Every record needs to be restated word for word.

### Supplied information

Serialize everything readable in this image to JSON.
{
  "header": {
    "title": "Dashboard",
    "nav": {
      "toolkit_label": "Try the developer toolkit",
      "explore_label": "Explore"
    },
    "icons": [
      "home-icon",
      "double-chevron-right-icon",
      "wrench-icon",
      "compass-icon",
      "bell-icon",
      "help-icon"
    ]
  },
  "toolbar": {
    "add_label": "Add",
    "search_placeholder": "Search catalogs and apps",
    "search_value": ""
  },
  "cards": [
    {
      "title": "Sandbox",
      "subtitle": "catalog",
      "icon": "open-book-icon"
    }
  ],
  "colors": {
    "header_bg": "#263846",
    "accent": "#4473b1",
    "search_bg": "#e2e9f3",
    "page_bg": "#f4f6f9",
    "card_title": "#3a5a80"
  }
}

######

§ **Solution to this task**:
Serialize everything readable in this image to JSON.
{
  "header": {
    "title": "Dashboard",
    "nav": {
      "toolkit_label": "Try the developer toolkit",
      "explore_label": "Explore"
    },
    "icons": [
      "home-icon",
      "double-chevron-right-icon",
      "wrench-icon",
      "compass-icon",
      "bell-icon",
      "help-icon"
    ]
  },
  "toolbar": {
    "add_label": "Add",
    "search_placeholder": "Search catalogs and apps",
    "search_value": ""
  },
  "cards": [
    {
      "title": "Sandbox",
      "subtitle": "catalog",
      "icon": "open-book-icon"
    }
  ],
  "colors": {
    "header_bg": "#263846",
    "accent": "#4473b1",
    "search_bg": "#e2e9f3",
    "page_bg": "#f4f6f9",
    "card_title": "#3a5a80"
  }
}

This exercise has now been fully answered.